What is needed ▸ Copy every line of the following data that includes the string "arrow".

Working data ▸
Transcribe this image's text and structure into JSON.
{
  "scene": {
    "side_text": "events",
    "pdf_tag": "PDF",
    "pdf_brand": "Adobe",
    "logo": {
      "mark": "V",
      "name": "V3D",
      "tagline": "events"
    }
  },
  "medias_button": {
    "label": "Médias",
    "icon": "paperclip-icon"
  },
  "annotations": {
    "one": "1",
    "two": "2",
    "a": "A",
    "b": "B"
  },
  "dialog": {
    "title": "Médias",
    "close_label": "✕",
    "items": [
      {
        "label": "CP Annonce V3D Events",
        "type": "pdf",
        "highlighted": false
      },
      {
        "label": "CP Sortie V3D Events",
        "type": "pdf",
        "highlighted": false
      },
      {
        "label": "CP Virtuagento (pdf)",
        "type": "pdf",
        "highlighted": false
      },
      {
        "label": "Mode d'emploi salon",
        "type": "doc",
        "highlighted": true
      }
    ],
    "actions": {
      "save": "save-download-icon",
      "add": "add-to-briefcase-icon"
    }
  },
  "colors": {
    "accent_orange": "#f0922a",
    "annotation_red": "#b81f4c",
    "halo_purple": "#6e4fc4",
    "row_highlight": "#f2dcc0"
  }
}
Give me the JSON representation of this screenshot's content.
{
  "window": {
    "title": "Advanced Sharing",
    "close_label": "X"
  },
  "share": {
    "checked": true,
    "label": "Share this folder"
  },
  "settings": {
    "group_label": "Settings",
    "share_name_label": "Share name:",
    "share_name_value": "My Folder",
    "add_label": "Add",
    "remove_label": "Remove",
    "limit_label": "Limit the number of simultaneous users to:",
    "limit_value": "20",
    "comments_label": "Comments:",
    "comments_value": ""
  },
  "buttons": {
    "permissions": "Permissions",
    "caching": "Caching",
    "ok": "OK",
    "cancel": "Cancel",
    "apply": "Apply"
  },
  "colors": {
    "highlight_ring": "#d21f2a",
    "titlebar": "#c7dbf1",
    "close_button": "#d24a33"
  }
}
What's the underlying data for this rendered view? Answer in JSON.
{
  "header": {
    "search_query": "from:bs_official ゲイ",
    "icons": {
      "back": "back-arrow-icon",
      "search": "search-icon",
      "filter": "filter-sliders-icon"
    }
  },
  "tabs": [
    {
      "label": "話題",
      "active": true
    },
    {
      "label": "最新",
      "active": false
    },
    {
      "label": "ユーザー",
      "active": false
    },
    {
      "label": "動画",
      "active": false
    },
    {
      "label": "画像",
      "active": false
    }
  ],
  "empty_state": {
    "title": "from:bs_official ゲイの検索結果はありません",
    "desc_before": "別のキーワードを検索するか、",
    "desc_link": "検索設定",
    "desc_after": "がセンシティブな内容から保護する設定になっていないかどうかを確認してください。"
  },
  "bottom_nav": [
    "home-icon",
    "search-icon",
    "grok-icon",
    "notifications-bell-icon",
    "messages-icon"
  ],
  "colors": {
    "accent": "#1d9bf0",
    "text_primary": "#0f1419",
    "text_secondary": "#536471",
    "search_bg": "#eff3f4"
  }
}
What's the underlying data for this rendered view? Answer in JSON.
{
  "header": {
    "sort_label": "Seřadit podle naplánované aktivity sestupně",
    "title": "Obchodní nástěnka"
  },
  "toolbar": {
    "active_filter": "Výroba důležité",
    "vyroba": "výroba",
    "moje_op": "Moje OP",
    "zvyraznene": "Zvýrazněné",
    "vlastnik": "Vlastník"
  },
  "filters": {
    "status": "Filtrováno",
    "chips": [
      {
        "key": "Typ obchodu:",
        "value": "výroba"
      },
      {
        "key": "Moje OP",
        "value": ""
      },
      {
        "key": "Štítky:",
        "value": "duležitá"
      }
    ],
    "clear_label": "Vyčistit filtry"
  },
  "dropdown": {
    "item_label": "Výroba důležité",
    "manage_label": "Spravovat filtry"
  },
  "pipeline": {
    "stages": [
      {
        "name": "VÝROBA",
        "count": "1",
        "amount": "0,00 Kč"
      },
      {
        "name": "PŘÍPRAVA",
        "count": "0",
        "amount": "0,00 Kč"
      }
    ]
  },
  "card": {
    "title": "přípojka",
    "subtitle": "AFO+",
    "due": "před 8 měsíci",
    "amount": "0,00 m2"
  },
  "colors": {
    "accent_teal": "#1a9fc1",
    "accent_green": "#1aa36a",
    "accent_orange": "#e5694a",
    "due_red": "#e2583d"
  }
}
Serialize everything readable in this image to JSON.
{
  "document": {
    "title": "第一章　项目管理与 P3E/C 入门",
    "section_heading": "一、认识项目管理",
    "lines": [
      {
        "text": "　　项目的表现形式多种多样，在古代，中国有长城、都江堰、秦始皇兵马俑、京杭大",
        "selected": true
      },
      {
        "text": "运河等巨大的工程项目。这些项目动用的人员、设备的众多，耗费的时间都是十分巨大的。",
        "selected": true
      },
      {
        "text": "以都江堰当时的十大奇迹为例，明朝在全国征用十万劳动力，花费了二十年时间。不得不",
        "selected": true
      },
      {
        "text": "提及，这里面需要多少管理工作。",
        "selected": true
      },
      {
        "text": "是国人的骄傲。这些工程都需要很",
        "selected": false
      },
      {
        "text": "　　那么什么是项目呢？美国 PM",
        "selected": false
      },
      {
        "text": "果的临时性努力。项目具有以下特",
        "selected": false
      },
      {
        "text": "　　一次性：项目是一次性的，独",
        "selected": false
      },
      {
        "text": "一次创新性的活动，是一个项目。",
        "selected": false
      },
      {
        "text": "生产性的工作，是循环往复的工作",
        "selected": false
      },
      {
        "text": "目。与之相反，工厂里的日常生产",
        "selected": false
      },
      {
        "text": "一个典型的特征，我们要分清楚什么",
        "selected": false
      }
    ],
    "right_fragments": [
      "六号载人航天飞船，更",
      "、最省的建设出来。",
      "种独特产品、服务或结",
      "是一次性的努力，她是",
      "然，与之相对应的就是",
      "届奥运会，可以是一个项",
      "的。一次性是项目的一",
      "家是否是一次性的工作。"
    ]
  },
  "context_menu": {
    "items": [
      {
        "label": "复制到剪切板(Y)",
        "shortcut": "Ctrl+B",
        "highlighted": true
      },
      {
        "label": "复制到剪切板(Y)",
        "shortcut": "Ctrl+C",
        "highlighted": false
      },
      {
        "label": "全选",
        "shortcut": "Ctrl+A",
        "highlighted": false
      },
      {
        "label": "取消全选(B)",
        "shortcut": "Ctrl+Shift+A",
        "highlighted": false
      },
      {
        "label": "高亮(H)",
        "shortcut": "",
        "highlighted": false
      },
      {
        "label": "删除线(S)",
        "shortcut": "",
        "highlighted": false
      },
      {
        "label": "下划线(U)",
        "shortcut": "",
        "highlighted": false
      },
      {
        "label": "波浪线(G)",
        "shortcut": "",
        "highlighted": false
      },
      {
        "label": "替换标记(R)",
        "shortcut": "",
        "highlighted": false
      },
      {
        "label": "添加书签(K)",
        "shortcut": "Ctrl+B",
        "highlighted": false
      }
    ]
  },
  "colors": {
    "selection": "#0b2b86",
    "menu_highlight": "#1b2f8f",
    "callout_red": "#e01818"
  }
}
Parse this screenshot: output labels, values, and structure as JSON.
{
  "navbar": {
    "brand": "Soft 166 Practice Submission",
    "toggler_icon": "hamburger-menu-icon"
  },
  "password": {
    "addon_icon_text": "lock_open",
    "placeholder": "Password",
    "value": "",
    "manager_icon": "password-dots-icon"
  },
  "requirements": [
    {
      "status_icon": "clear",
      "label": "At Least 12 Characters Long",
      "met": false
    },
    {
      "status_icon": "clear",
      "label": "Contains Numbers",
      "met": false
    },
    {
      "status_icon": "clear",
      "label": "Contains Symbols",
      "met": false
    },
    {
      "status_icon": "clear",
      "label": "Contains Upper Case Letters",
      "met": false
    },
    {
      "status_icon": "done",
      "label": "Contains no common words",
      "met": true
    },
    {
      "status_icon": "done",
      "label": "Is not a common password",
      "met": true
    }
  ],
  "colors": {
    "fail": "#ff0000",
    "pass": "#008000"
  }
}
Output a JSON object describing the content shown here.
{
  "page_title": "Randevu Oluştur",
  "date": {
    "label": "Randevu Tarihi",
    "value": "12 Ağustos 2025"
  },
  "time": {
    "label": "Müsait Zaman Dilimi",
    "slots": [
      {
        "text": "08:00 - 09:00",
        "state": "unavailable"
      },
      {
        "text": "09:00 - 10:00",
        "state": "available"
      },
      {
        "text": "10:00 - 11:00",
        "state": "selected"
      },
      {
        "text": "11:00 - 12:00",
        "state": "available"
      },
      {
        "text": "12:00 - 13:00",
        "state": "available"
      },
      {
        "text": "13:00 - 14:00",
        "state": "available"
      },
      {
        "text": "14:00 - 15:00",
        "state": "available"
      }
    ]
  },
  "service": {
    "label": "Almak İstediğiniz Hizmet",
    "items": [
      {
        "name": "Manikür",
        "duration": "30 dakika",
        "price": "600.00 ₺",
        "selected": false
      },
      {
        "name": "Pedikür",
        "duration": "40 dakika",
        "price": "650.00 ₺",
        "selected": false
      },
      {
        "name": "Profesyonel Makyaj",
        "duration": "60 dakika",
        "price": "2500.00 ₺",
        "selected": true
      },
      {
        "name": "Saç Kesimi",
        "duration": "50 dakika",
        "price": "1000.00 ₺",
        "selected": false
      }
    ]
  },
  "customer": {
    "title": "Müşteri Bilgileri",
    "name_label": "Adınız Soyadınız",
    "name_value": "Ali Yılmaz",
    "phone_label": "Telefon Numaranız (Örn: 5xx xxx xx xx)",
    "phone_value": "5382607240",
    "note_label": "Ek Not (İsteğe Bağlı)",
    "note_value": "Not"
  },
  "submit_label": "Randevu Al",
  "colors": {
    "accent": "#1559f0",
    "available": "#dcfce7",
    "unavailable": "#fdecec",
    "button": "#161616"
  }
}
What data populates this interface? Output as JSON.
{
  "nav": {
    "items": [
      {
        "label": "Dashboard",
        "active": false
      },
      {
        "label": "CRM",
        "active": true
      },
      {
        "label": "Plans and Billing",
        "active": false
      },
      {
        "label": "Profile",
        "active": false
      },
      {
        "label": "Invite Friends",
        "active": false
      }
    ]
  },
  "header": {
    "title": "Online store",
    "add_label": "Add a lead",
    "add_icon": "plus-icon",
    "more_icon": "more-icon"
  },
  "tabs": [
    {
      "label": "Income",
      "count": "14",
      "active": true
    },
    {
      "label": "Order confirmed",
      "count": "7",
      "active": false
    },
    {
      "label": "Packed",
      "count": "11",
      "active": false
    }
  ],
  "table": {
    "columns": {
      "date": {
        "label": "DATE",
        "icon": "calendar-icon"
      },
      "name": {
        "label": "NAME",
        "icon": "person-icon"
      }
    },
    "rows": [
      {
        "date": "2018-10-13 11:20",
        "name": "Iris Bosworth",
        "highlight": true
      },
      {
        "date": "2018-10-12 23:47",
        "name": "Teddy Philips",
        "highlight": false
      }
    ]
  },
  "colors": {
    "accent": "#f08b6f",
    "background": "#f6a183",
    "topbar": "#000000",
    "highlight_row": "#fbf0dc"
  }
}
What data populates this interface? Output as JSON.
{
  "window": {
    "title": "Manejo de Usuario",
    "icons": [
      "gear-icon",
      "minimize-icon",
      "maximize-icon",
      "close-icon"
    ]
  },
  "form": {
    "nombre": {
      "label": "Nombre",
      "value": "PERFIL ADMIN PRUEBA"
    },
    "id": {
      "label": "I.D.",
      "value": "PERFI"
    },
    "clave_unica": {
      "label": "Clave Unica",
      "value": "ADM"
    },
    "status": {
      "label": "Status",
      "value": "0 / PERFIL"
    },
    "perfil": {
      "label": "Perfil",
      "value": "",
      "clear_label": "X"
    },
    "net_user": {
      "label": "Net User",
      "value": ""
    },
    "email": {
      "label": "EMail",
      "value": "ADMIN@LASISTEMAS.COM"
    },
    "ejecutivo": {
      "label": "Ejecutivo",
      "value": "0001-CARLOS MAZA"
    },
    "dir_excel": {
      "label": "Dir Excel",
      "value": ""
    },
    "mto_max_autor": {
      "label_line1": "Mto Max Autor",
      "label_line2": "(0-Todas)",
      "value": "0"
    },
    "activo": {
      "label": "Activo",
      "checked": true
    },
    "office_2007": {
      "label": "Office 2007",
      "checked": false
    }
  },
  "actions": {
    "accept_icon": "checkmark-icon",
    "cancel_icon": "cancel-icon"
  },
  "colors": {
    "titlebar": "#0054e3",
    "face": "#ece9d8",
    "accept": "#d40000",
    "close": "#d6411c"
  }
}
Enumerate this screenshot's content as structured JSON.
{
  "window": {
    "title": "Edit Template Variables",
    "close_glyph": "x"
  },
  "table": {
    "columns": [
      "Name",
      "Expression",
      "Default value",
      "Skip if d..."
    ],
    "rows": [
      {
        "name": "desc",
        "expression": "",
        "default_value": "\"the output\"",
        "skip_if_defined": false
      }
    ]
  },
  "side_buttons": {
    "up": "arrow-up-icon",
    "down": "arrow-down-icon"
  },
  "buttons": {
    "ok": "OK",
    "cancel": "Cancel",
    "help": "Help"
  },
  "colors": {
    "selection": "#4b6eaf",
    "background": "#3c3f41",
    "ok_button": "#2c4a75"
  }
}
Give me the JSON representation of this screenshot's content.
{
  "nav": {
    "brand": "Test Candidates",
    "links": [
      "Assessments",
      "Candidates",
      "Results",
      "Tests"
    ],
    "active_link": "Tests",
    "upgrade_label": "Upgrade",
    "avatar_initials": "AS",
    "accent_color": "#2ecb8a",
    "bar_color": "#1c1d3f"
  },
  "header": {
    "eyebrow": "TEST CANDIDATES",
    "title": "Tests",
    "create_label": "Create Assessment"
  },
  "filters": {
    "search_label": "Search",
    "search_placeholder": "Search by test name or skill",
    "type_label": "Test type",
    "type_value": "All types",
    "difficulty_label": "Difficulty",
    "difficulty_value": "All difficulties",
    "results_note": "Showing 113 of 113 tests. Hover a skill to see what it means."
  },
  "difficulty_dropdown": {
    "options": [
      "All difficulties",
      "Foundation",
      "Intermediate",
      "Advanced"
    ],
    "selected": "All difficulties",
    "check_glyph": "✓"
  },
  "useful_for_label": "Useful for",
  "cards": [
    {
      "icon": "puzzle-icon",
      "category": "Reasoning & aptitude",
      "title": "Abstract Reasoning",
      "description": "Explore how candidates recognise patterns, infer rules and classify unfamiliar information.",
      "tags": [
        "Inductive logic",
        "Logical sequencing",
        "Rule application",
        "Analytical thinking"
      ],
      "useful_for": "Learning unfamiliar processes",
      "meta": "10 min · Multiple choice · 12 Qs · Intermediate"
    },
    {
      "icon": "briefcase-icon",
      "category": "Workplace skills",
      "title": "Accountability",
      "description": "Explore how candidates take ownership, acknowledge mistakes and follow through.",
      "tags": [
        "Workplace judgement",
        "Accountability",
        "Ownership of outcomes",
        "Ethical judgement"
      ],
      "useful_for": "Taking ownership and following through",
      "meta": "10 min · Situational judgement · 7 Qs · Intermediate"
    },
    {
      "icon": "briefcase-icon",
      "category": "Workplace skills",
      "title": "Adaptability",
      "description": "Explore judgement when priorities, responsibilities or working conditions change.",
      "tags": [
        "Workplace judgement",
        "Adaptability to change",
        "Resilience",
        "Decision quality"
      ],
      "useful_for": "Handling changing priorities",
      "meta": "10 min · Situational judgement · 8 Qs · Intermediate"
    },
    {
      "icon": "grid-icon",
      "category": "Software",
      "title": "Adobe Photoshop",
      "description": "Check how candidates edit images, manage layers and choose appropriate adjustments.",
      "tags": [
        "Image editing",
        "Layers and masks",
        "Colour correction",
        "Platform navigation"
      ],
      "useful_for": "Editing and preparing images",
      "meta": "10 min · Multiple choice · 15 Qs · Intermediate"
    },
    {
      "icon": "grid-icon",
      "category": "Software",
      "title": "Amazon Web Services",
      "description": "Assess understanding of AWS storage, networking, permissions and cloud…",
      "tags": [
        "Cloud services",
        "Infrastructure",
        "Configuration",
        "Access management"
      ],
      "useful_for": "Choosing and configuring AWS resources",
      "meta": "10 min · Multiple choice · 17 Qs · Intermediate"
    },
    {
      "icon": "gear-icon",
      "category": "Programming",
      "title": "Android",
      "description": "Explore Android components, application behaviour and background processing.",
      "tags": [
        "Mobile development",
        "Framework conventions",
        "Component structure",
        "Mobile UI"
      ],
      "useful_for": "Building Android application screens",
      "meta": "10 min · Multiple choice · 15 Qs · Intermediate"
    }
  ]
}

Problem solution ▸
      "back": "back-arrow-icon",
    "up": "arrow-up-icon",
    "down": "arrow-down-icon"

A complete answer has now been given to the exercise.